7 comments:

Anonymous said...

My regional in Europe has no concessions for seniority...our reserve (we call it standby) is sprinkled throughout the roster and duties are allocated randomly within the rules and to keep annual duty/flight hours similar for everybody. I'm pretty senior so I'd like to think my loyalty would mean I get an easy ride, but it's the fairest system I suppose for everybody. Good luck with Widget Co. We don't have any Big Daddy to flow up to so the end game for us is to leave an go elsewhere but the market in Europe is slooooooowly beginning to improve!

dph said...

Sam: I was talking with another economist dude here at work (I work in a finance related role) and we were discussing the relative watering down of unions in North America and why unionization efforts were failing to draw younger workers or non-traditional industries.

I hypothesized that one of the reasons is exactly what you talked about. I have a friend at Air Canada and their union did the same thing to their incoming workers - hosed them to keep big time benefits for senior guys. And then the old guys were complaining that the young punks weren't toeing the company line like a good little soldiers.

Some unions are better than others when it comes to this aspect, and corporations have certainly done there share of making unions irrelevent, but if you want to political power, you need to have the younger demographic at least on your side, not seeing you as a rigged game to make sure the guy who got in 10 years ago gets his leaving nothing for you.

I've read some of your other notes on being active in your pilot group, and I think that's great. This kind of leadership is what's needed to keep the organized labour relevent to all generations.

Anonymous said...

That is one aspect of the job that scares me away from pursuing it... The high pressure pass/fail keep your house/lose your shirt scenarios.

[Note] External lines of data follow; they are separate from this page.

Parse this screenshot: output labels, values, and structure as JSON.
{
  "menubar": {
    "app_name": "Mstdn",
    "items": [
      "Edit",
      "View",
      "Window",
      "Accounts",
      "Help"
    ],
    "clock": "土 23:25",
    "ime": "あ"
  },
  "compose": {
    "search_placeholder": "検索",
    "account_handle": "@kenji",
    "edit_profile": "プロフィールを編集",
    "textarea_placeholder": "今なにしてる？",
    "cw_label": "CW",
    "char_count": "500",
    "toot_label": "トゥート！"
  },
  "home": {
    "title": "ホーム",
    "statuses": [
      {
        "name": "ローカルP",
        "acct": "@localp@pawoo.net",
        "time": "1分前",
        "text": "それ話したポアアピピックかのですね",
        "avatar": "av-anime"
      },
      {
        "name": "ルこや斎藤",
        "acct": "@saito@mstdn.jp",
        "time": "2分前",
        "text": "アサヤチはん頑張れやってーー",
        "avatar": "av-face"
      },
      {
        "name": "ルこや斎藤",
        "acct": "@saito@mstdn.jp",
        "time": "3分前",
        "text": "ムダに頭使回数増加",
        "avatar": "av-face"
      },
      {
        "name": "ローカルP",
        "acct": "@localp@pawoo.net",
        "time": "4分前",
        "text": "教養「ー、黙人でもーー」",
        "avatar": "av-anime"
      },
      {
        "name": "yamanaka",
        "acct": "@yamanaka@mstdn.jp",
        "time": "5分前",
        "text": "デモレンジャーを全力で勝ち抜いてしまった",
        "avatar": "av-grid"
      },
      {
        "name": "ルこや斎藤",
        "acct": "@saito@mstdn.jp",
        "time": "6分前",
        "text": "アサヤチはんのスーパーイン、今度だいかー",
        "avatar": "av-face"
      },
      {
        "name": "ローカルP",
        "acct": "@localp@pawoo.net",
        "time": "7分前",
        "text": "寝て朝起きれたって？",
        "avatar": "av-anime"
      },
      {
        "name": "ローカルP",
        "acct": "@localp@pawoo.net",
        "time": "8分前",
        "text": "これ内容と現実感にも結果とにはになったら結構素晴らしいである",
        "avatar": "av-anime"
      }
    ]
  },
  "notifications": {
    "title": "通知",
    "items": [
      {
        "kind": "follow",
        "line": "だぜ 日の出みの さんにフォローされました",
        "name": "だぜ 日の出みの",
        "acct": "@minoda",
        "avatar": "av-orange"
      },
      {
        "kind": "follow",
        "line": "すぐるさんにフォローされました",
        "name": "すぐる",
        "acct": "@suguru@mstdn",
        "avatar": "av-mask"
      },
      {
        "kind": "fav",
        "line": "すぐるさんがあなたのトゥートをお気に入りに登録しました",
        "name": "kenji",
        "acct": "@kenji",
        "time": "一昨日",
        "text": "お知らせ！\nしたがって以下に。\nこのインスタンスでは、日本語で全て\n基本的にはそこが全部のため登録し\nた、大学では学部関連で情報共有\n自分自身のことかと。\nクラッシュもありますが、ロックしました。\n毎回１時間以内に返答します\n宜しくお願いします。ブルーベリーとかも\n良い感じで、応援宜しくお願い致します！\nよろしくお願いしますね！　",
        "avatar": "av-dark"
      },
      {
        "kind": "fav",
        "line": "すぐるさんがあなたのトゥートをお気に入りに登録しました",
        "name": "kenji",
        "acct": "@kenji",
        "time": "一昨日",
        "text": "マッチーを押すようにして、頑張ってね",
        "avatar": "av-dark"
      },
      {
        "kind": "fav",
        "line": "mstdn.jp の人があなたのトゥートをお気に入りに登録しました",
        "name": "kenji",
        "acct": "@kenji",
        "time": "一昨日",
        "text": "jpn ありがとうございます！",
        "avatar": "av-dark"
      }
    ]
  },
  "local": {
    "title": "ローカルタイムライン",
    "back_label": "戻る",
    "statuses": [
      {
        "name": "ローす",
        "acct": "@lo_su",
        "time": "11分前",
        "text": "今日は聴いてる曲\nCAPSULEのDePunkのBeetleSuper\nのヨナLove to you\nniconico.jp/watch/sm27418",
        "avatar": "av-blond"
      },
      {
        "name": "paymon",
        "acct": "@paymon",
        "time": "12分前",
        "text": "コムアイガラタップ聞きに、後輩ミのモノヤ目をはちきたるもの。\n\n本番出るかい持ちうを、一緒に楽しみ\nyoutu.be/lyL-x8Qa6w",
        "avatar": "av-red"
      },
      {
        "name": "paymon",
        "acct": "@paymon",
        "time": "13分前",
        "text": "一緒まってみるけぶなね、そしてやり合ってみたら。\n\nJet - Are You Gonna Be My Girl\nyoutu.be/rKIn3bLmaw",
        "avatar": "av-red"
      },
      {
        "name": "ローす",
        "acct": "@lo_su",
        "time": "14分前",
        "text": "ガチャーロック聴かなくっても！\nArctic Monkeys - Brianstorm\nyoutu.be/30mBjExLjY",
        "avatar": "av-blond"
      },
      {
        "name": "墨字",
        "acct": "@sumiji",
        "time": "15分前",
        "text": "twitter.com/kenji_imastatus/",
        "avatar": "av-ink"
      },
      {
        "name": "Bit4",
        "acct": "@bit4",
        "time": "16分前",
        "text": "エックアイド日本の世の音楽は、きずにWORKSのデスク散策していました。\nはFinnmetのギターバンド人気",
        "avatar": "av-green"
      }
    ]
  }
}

I didn't know about the "checkride support" role... God, it's bad enough to have to do the actual checkride time and time again, but this too? It could be justified when it paid 100k or more, but for 16k a yr? I slip further and further away from my childhood dream... Been a tough road.

Dan

Anonymous said...

So...just received my June 2013 "Flying" magazine. I knew I picked my flying blogs well. Nice article.

Sam said...

Thanks :-) I alluded to it in a post last month but it ended up being in the June issue instead of May as originally planned. I've been subscribing to & reading Flying since I was 13 (1994) so it was pretty exciting to have a piece published in its pages.

Sam said...

dph-- Some astute observations, and closely related to the issues I have with our big pilot union, ALPA. They've sold out my generation time and time again with the encouragement and continuation of small-gauge outsourcing, while telling us it's for our own good. My opinions there could fill an entire post, and probably will at some point.

Dan-- Sorry I didn't respond to this sooner. That should be the last thing that would keep you from an airline career. If you're able to pass your FAA checkrides through CPL-AMEL & CFI, you'll be able to pass airline checkrides. And you can have a bust or two throughout your career without losing your job at most carriers, so long as your record is otherwise decent. Yeah, your job is theoretically at risk, but I mostly use that as a motivation to study - I never think about it during the checkride itself. Having to do it on zero notice while on reserve is crappy, but I think we're one of very few regionals who do that. Horizon certainly didn't.

IFR Pilot said...

Fantastic article in Flying, Sam. Well written, nice blend of different subject matters. Kudos to you for a job well done!